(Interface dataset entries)
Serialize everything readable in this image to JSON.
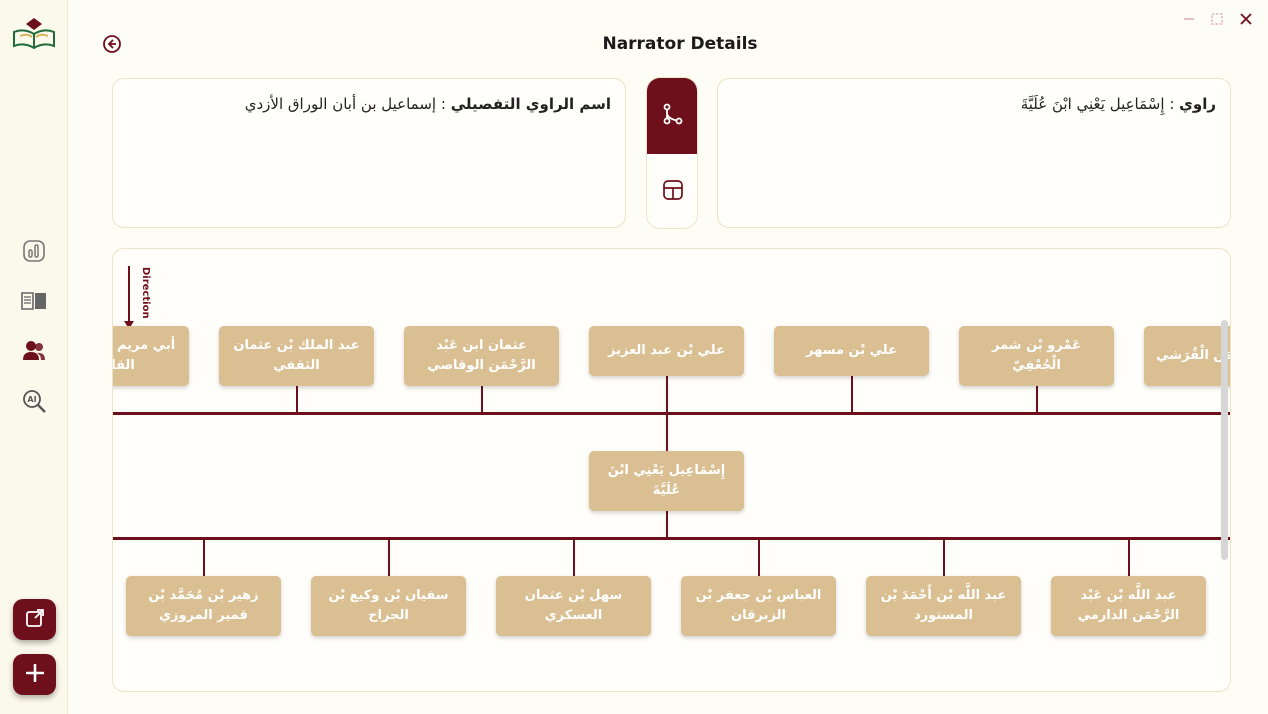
{
  "window": {
    "title": "Narrator Details"
  },
  "info": {
    "detailed_label": "اسم الراوي التفصيلي",
    "detailed_value": "إسماعيل بن أبان الوراق الأزدي",
    "narrator_label": "راوي",
    "narrator_value": "إِسْمَاعِيل  يَعْنِي ابْنَ عُلَيَّةَ"
  },
  "graph": {
    "direction_label": "Direction",
    "center_node": "إِسْمَاعِيل  يَعْنِي ابْنَ عُلَيَّةَ",
    "top_nodes": [
      "عَبْد الرَّحْمَن الْقُرَشي",
      "عَمْرو بْن شمر الْجُعْفِيّ",
      "علي بْن مسهر",
      "علي بْن عبد العزيز",
      "عثمان ابن عَبْد الرَّحْمَن الوقاصي",
      "عبد الملك بْن عثمان الثقفي",
      "أبي مريم عبد الغفار القاسم"
    ],
    "bottom_nodes": [
      "عبد اللَّه بْن عَبْد الرَّحْمَن الدارمي",
      "عبد اللَّه بْن أَحْمَدَ بْن المستورد",
      "العباس بْن جعفر بْن الزبرقان",
      "سهل بْن عثمان العسكري",
      "سفيان بْن وكيع بْن الجراح",
      "زهير بْن مُحَمَّد بْن قمير المروزي"
    ]
  },
  "icons": {
    "logo": "book-logo-icon",
    "nav": [
      "statistics-icon",
      "book-icon",
      "users-icon",
      "ai-search-icon"
    ],
    "fab": [
      "external-link-icon",
      "plus-icon"
    ]
  },
  "colors": {
    "accent": "#6e0f1c",
    "node": "#d9bf92",
    "background": "#fdfcf5"
  }
}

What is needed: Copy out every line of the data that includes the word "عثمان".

Solved exercise:
      "عثمان ابن عَبْد الرَّحْمَن الوقاصي",
      "عبد الملك بْن عثمان الثقفي",
      "سهل بْن عثمان العسكري",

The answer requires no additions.